Vanilla extract, too.
I like the extra bourbon-y sort: Homemade Vanilla Extract.
Eggs will work to bind out rice mixture. Two beaten eggs is the way to go.
And all of the wet ingredients + rice are stirred well to combine.
In with three heaping tablespoons of granulated sugar.
The dough won’t be too sweet at all. We’re drenching these beauties in powdered sugar which will be plenty.
Flour, baking powder, a good pinch of salt and we’re just about there!
The mixture is stirred to combine and the allowed to rest while the oil heats to hot.
The mixture will be wet and loose, but not soupy. As it rests, it will firm just slightly. Not to worry. With two big spoons and some hot oil, it will come together.
Fried in oil that registers a breezy 350 degrees F. Toppled in the oil until is well browned on all sides.
From the oil directly to a sheet pan of powdered sugar and more more more on top.
Bring the coffee. Bring loads of coffee and enjoy these hot. So hot that they’ll almost burn your mouth. Live on that edge.
These are cakey and light with the glorious texture of rice, crisp on the outside and tender on the insides.
Fritter, fried, with spice and rice. It’s a simple and beautiful thing, without the rise time or intimidation factor of yeast.
Here’s more in my New Orleans inspired kitchen adventures:
New Orleans Red Beans and Rice
Photos in this post with Jon MelendezPrint
Pumpkin Spice New Orleans Calas
- Prep Time: 1200
- Cook Time: 120
- Total Time: 22 hours
- 2 cups leftover white rice
- 1/3 cup pumpkin puree
- 1 tablespoon pumpkin pie spice
- 2 large eggs, lightly beaten
- 1 teaspoon pure vanilla extract
- 1/2 cup + 1 tablespoon all-purpose flour
- 3 heaping tablespoons granulated sugar
- 2 teaspoons baking powder
- pinch of salt
- canola or vegetable oil for frying
- loads of powdered sugar
- In a medium bowl, stir together rice, pumpkin puree, pumpkin pie spice, beaten eggs, and vanilla extract.
- Add the flour, sugar, baking powder, and salt. Stir until no flour bits remain and the mixture is well combined. The mixture will be relatively loose but not soupy.
- Place oil in a medium, heavy-bottom skillet. Add enough oil to about 2-inches deep and place a fry or candy thermometer in the oil. Bring the oil to 350 degrees F.
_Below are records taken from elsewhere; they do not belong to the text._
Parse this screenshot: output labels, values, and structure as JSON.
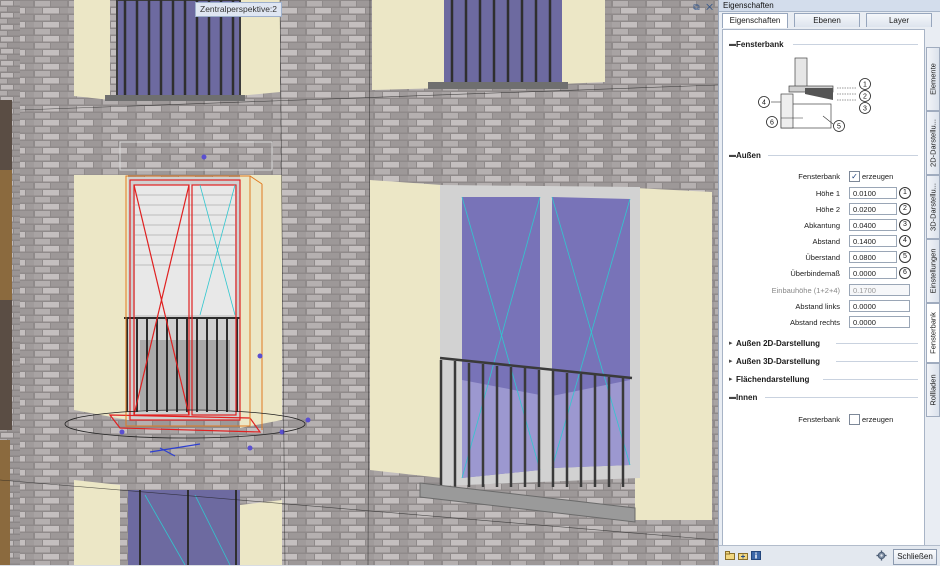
{
  "viewport": {
    "label": "Zentralperspektive:2",
    "controls": "⧉ ✕"
  },
  "panel": {
    "title": "Eigenschaften",
    "tabs": [
      "Eigenschaften",
      "Ebenen",
      "Layer"
    ],
    "side_tabs": [
      "Elemente",
      "2D-Darstellu...",
      "3D-Darstellu...",
      "Einstellungen",
      "Fensterbank",
      "Rollladen"
    ],
    "sections": {
      "fensterbank": "Fensterbank",
      "aussen": "Außen",
      "aussen_2d": "Außen 2D-Darstellung",
      "aussen_3d": "Außen 3D-Darstellung",
      "flaechen": "Flächendarstellung",
      "innen": "Innen"
    },
    "diagram_labels": [
      "1",
      "2",
      "3",
      "4",
      "5",
      "6"
    ],
    "aussen_rows": {
      "fensterbank": {
        "label": "Fensterbank",
        "checked": true,
        "text": "erzeugen"
      },
      "hoehe1": {
        "label": "Höhe 1",
        "value": "0.0100",
        "badge": "1"
      },
      "hoehe2": {
        "label": "Höhe 2",
        "value": "0.0200",
        "badge": "2"
      },
      "abkantung": {
        "label": "Abkantung",
        "value": "0.0400",
        "badge": "3"
      },
      "abstand": {
        "label": "Abstand",
        "value": "0.1400",
        "badge": "4"
      },
      "ueberstand": {
        "label": "Überstand",
        "value": "0.0800",
        "badge": "5"
      },
      "ueberbindemass": {
        "label": "Überbindemaß",
        "value": "0.0000",
        "badge": "6"
      },
      "einbauhoehe": {
        "label": "Einbauhöhe (1+2+4)",
        "value": "0.1700"
      },
      "abstand_links": {
        "label": "Abstand links",
        "value": "0.0000"
      },
      "abstand_rechts": {
        "label": "Abstand rechts",
        "value": "0.0000"
      }
    },
    "innen_rows": {
      "fensterbank": {
        "label": "Fensterbank",
        "checked": false,
        "text": "erzeugen"
      }
    },
    "bottom": {
      "close_label": "Schließen"
    }
  },
  "colors": {
    "accent": "#2a4f86",
    "brick": "#8a8585",
    "wall": "#ece7c6",
    "glass": "#7b78b4",
    "selection": "#e02020"
  }
}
- While the oil comes to temperature, cover the bottom of a rimmed baking sheet with powdered sugar. Place even more powdered sugar in a sifter.
- Use two large tablespoons to spoon batter into the hot oil, about five calas to the pan. Not too crowded.
- Fry for about 2 minutes, until golden on all sides and floating at the top of the oil.
- Immediately remove the fried calas to the prepared baking sheet covered in powdered sugar. Top immediately with more powdered sugar.
- Enjoy warm while the oil comes back up the temperature and fry the remaining cala batter. Enjoying warm. Calas are best fresh from the fryer or within an hour of frying.
Why does this make me think of fried rice pudding? In the most wonderful way possible!
I want to come to New Orleans please. Such a lot of lovely sounding food.
What an amazing and significant (and delicious!) history. Thank you for sharing!
I have to make these! Such a great story <3
Whaat!? They’re like, fried rice pudding, but not. They look amazing and I LOVE the historical context!
I think I love you.
Joy, thanks for the history lesson, as well as beautiful photos to inspire me in the kitchen!
Hey Joy! Long time fan. This may be my first comment. Loved this post- Recently I’ve realized how much love I have for food history (Did you see that NPR piece on Election Cake… It’s boozy!). This enriched my soul on this lovely Tuesday morning. Also, fitting that it’s Election Day, this recipe has civil rights lessons embedded in it, and deciding who to vote for seems to be a choice that would have civil rights repercussions! Thanks for a great post. More cooking and history lessons, please! :)
I love all things flavored with pumpkin and spice EXCEPT coffee drinks. I am with you, girl on this one….delicious!
They sound great! Lovely photos too :-)